Start of Block

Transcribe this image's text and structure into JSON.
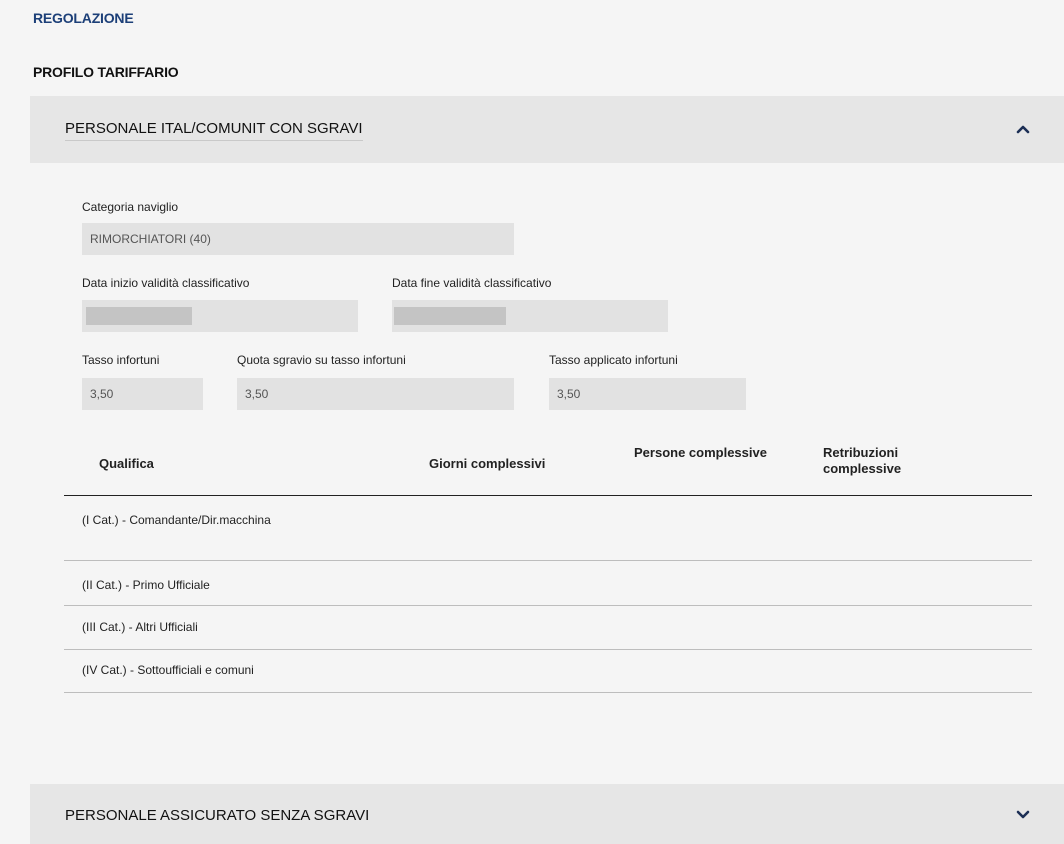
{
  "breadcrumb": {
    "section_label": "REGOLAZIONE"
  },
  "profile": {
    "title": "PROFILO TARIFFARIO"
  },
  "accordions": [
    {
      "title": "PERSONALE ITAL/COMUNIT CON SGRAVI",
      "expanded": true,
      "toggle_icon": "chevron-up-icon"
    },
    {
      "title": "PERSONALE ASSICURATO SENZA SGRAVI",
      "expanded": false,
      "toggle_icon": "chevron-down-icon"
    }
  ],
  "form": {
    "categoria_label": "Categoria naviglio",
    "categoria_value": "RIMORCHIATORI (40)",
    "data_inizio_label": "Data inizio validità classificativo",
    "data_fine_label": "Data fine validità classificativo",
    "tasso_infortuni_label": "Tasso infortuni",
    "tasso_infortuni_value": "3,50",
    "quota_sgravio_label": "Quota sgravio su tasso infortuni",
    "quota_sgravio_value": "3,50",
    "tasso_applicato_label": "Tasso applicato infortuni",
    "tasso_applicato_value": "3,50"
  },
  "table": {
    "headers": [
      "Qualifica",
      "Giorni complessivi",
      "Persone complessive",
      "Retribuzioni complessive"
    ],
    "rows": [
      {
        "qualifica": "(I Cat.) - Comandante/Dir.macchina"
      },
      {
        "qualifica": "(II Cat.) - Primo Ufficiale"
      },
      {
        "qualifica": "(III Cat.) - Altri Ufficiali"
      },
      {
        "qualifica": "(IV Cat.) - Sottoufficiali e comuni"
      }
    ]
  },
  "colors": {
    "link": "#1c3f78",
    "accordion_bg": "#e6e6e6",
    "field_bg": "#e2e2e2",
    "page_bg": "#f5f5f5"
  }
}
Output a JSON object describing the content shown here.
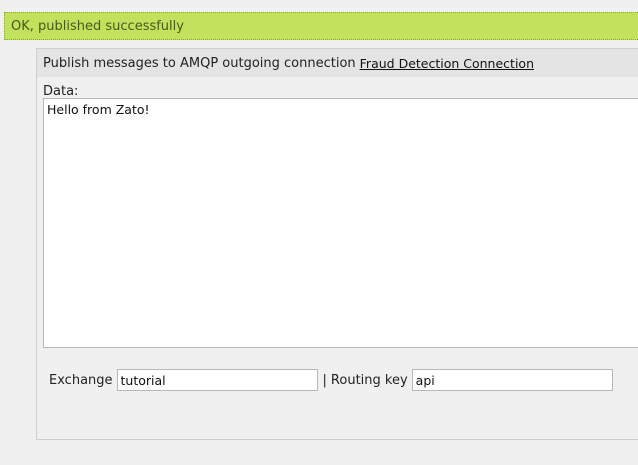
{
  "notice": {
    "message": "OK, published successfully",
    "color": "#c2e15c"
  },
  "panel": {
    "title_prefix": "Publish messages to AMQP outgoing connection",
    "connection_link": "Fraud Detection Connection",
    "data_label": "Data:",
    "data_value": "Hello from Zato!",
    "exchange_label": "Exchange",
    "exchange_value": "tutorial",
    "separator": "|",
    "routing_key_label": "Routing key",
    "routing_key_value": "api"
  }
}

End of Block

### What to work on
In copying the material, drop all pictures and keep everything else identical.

### Response box
Transcribe this image's text and structure into JSON.
{
  "breadcrumb": {
    "section_label": "REGOLAZIONE"
  },
  "profile": {
    "title": "PROFILO TARIFFARIO"
  },
  "accordions": [
    {
      "title": "PERSONALE ITAL/COMUNIT CON SGRAVI",
      "expanded": true,
      "toggle_icon": "chevron-up-icon"
    },
    {
      "title": "PERSONALE ASSICURATO SENZA SGRAVI",
      "expanded": false,
      "toggle_icon": "chevron-down-icon"
    }
  ],
  "form": {
    "categoria_label": "Categoria naviglio",
    "categoria_value": "RIMORCHIATORI (40)",
    "data_inizio_label": "Data inizio validità classificativo",
    "data_fine_label": "Data fine validità classificativo",
    "tasso_infortuni_label": "Tasso infortuni",
    "tasso_infortuni_value": "3,50",
    "quota_sgravio_label": "Quota sgravio su tasso infortuni",
    "quota_sgravio_value": "3,50",
    "tasso_applicato_label": "Tasso applicato infortuni",
    "tasso_applicato_value": "3,50"
  },
  "table": {
    "headers": [
      "Qualifica",
      "Giorni complessivi",
      "Persone complessive",
      "Retribuzioni complessive"
    ],
    "rows": [
      {
        "qualifica": "(I Cat.) - Comandante/Dir.macchina"
      },
      {
        "qualifica": "(II Cat.) - Primo Ufficiale"
      },
      {
        "qualifica": "(III Cat.) - Altri Ufficiali"
      },
      {
        "qualifica": "(IV Cat.) - Sottoufficiali e comuni"
      }
    ]
  },
  "colors": {
    "link": "#1c3f78",
    "accordion_bg": "#e6e6e6",
    "field_bg": "#e2e2e2",
    "page_bg": "#f5f5f5"
  }
}
Output a JSON object describing the content shown here.
{
  "notice": {
    "message": "OK, published successfully",
    "color": "#c2e15c"
  },
  "panel": {
    "title_prefix": "Publish messages to AMQP outgoing connection",
    "connection_link": "Fraud Detection Connection",
    "data_label": "Data:",
    "data_value": "Hello from Zato!",
    "exchange_label": "Exchange",
    "exchange_value": "tutorial",
    "separator": "|",
    "routing_key_label": "Routing key",
    "routing_key_value": "api"
  }
}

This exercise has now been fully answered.